- PROBLEM TO WORK ON: Copy each of the records exactly; leave nothing out.

- DATA IN THIS EXERCISE:
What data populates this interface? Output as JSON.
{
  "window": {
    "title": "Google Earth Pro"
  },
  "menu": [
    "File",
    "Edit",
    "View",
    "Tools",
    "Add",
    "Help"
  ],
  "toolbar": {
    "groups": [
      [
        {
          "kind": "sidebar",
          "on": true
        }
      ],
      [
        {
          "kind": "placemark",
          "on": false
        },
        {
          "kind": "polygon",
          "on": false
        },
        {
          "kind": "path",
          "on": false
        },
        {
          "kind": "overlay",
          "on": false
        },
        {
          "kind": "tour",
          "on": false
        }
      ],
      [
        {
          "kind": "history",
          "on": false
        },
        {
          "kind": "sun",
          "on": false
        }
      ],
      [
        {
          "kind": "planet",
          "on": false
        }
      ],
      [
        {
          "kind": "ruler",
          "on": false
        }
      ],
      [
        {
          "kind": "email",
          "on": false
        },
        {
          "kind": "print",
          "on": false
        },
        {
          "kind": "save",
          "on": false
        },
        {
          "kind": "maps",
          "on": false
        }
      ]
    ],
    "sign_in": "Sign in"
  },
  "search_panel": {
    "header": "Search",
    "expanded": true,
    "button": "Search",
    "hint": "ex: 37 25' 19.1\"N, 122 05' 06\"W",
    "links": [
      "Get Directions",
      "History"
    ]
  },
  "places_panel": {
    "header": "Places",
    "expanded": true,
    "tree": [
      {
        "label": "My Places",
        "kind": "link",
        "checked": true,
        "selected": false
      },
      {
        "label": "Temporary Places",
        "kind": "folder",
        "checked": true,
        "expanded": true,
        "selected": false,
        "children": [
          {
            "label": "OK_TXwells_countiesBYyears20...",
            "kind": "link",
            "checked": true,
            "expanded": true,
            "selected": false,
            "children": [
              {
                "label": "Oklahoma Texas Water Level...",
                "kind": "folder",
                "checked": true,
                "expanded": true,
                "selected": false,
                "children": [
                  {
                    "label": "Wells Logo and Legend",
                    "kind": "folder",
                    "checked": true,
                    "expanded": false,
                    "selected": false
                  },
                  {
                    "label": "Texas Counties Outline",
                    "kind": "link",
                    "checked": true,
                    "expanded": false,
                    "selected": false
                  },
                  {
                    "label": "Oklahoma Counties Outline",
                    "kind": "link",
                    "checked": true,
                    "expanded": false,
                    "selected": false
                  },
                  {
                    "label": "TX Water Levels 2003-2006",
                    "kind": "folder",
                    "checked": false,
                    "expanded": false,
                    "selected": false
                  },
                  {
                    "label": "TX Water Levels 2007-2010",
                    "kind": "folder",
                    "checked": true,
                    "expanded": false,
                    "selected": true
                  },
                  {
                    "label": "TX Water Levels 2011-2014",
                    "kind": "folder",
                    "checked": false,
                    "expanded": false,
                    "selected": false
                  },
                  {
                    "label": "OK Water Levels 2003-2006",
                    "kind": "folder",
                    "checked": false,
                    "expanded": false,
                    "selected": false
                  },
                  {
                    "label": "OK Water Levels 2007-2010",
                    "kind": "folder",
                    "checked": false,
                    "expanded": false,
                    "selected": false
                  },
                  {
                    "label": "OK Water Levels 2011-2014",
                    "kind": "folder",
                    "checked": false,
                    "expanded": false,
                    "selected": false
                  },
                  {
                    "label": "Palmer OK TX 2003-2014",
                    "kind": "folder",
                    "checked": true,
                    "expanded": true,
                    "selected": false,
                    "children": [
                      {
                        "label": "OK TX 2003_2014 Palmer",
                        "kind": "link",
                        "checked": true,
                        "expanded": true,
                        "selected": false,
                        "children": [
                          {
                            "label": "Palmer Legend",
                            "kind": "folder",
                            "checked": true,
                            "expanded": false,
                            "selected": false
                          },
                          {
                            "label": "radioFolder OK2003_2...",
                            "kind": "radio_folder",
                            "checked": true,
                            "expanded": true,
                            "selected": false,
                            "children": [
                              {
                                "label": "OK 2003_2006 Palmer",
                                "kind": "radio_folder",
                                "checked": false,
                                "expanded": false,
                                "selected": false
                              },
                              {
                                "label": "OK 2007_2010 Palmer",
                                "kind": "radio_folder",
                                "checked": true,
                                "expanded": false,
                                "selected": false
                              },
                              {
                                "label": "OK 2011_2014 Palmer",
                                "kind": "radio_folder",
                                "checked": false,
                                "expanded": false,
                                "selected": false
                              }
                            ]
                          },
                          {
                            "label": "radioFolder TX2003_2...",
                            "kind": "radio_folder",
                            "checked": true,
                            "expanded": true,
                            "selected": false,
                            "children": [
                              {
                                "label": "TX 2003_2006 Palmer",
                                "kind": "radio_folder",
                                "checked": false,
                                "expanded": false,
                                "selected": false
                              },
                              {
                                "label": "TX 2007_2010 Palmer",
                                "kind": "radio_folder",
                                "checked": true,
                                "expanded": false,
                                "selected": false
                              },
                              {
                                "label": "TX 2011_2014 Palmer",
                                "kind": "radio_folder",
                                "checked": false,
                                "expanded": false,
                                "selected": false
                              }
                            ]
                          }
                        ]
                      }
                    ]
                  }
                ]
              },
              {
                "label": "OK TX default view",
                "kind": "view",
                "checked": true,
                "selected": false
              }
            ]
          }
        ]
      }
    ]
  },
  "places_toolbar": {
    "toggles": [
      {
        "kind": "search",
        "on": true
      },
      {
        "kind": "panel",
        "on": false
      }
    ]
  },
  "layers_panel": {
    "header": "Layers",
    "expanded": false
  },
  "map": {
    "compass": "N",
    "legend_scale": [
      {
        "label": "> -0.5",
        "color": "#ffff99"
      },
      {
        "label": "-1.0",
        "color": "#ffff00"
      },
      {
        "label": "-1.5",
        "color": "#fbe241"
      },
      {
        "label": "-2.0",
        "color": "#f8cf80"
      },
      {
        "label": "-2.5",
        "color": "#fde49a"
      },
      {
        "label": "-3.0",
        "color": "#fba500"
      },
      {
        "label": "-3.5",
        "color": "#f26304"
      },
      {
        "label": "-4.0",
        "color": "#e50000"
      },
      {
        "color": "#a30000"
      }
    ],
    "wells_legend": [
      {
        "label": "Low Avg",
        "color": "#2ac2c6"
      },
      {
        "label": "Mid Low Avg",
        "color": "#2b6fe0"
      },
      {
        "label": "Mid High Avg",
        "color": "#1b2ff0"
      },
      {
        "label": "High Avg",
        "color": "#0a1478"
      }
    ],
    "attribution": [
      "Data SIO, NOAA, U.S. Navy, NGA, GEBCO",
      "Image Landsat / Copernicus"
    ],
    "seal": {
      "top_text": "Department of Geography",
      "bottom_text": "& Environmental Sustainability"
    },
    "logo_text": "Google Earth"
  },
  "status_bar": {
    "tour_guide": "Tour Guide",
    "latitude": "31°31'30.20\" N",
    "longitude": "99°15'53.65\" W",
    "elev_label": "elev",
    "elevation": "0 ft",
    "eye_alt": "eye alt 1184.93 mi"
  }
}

- WRITTEN RESPONSE:
What data populates this interface? Output as JSON.
{
  "window": {
    "title": "Google Earth Pro"
  },
  "menu": [
    "File",
    "Edit",
    "View",
    "Tools",
    "Add",
    "Help"
  ],
  "toolbar": {
    "groups": [
      [
        {
          "kind": "sidebar",
          "on": true
        }
      ],
      [
        {
          "kind": "placemark",
          "on": false
        },
        {
          "kind": "polygon",
          "on": false
        },
        {
          "kind": "path",
          "on": false
        },
        {
          "kind": "overlay",
          "on": false
        },
        {
          "kind": "tour",
          "on": false
        }
      ],
      [
        {
          "kind": "history",
          "on": false
        },
        {
          "kind": "sun",
          "on": false
        }
      ],
      [
        {
          "kind": "planet",
          "on": false
        }
      ],
      [
        {
          "kind": "ruler",
          "on": false
        }
      ],
      [
        {
          "kind": "email",
          "on": false
        },
        {
          "kind": "print",
          "on": false
        },
        {
          "kind": "save",
          "on": false
        },
        {
          "kind": "maps",
          "on": false
        }
      ]
    ],
    "sign_in": "Sign in"
  },
  "search_panel": {
    "header": "Search",
    "expanded": true,
    "button": "Search",
    "hint": "ex: 37 25' 19.1\"N, 122 05' 06\"W",
    "links": [
      "Get Directions",
      "History"
    ]
  },
  "places_panel": {
    "header": "Places",
    "expanded": true,
    "tree": [
      {
        "label": "My Places",
        "kind": "link",
        "checked": true,
        "selected": false
      },
      {
        "label": "Temporary Places",
        "kind": "folder",
        "checked": true,
        "expanded": true,
        "selected": false,
        "children": [
          {
            "label": "OK_TXwells_countiesBYyears20...",
            "kind": "link",
            "checked": true,
            "expanded": true,
            "selected": false,
            "children": [
              {
                "label": "Oklahoma Texas Water Level...",
                "kind": "folder",
                "checked": true,
                "expanded": true,
                "selected": false,
                "children": [
                  {
                    "label": "Wells Logo and Legend",
                    "kind": "folder",
                    "checked": true,
                    "expanded": false,
                    "selected": false
                  },
                  {
                    "label": "Texas Counties Outline",
                    "kind": "link",
                    "checked": true,
                    "expanded": false,
                    "selected": false
                  },
                  {
                    "label": "Oklahoma Counties Outline",
                    "kind": "link",
                    "checked": true,
                    "expanded": false,
                    "selected": false
                  },
                  {
                    "label": "TX Water Levels 2003-2006",
                    "kind": "folder",
                    "checked": false,
                    "expanded": false,
                    "selected": false
                  },
                  {
                    "label": "TX Water Levels 2007-2010",
                    "kind": "folder",
                    "checked": true,
                    "expanded": false,
                    "selected": true
                  },
                  {
                    "label": "TX Water Levels 2011-2014",
                    "kind": "folder",
                    "checked": false,
                    "expanded": false,
                    "selected": false
                  },
                  {
                    "label": "OK Water Levels 2003-2006",
                    "kind": "folder",
                    "checked": false,
                    "expanded": false,
                    "selected": false
                  },
                  {
                    "label": "OK Water Levels 2007-2010",
                    "kind": "folder",
                    "checked": false,
                    "expanded": false,
                    "selected": false
                  },
                  {
                    "label": "OK Water Levels 2011-2014",
                    "kind": "folder",
                    "checked": false,
                    "expanded": false,
                    "selected": false
                  },
                  {
                    "label": "Palmer OK TX 2003-2014",
                    "kind": "folder",
                    "checked": true,
                    "expanded": true,
                    "selected": false,
                    "children": [
                      {
                        "label": "OK TX 2003_2014 Palmer",
                        "kind": "link",
                        "checked": true,
                        "expanded": true,
                        "selected": false,
                        "children": [
                          {
                            "label": "Palmer Legend",
                            "kind": "folder",
                            "checked": true,
                            "expanded": false,
                            "selected": false
                          },
                          {
                            "label": "radioFolder OK2003_2...",
                            "kind": "radio_folder",
                            "checked": true,
                            "expanded": true,
                            "selected": false,
                            "children": [
                              {
                                "label": "OK 2003_2006 Palmer",
                                "kind": "radio_folder",
                                "checked": false,
                                "expanded": false,
                                "selected": false
                              },
                              {
                                "label": "OK 2007_2010 Palmer",
                                "kind": "radio_folder",
                                "checked": true,
                                "expanded": false,
                                "selected": false
                              },
                              {
                                "label": "OK 2011_2014 Palmer",
                                "kind": "radio_folder",
                                "checked": false,
                                "expanded": false,
                                "selected": false
                              }
                            ]
                          },
                          {
                            "label": "radioFolder TX2003_2...",
                            "kind": "radio_folder",
                            "checked": true,
                            "expanded": true,
                            "selected": false,
                            "children": [
                              {
                                "label": "TX 2003_2006 Palmer",
                                "kind": "radio_folder",
                                "checked": false,
                                "expanded": false,
                                "selected": false
                              },
                              {
                                "label": "TX 2007_2010 Palmer",
                                "kind": "radio_folder",
                                "checked": true,
                                "expanded": false,
                                "selected": false
                              },
                              {
                                "label": "TX 2011_2014 Palmer",
                                "kind": "radio_folder",
                                "checked": false,
                                "expanded": false,
                                "selected": false
                              }
                            ]
                          }
                        ]
                      }
                    ]
                  }
                ]
              },
              {
                "label": "OK TX default view",
                "kind": "view",
                "checked": true,
                "selected": false
              }
            ]
          }
        ]
      }
    ]
  },
  "places_toolbar": {
    "toggles": [
      {
        "kind": "search",
        "on": true
      },
      {
        "kind": "panel",
        "on": false
      }
    ]
  },
  "layers_panel": {
    "header": "Layers",
    "expanded": false
  },
  "map": {
    "compass": "N",
    "legend_scale": [
      {
        "label": "> -0.5",
        "color": "#ffff99"
      },
      {
        "label": "-1.0",
        "color": "#ffff00"
      },
      {
        "label": "-1.5",
        "color": "#fbe241"
      },
      {
        "label": "-2.0",
        "color": "#f8cf80"
      },
      {
        "label": "-2.5",
        "color": "#fde49a"
      },
      {
        "label": "-3.0",
        "color": "#fba500"
      },
      {
        "label": "-3.5",
        "color": "#f26304"
      },
      {
        "label": "-4.0",
        "color": "#e50000"
      },
      {
        "color": "#a30000"
      }
    ],
    "wells_legend": [
      {
        "label": "Low Avg",
        "color": "#2ac2c6"
      },
      {
        "label": "Mid Low Avg",
        "color": "#2b6fe0"
      },
      {
        "label": "Mid High Avg",
        "color": "#1b2ff0"
      },
      {
        "label": "High Avg",
        "color": "#0a1478"
      }
    ],
    "attribution": [
      "Data SIO, NOAA, U.S. Navy, NGA, GEBCO",
      "Image Landsat / Copernicus"
    ],
    "seal": {
      "top_text": "Department of Geography",
      "bottom_text": "& Environmental Sustainability"
    },
    "logo_text": "Google Earth"
  },
  "status_bar": {
    "tour_guide": "Tour Guide",
    "latitude": "31°31'30.20\" N",
    "longitude": "99°15'53.65\" W",
    "elev_label": "elev",
    "elevation": "0 ft",
    "eye_alt": "eye alt 1184.93 mi"
  }
}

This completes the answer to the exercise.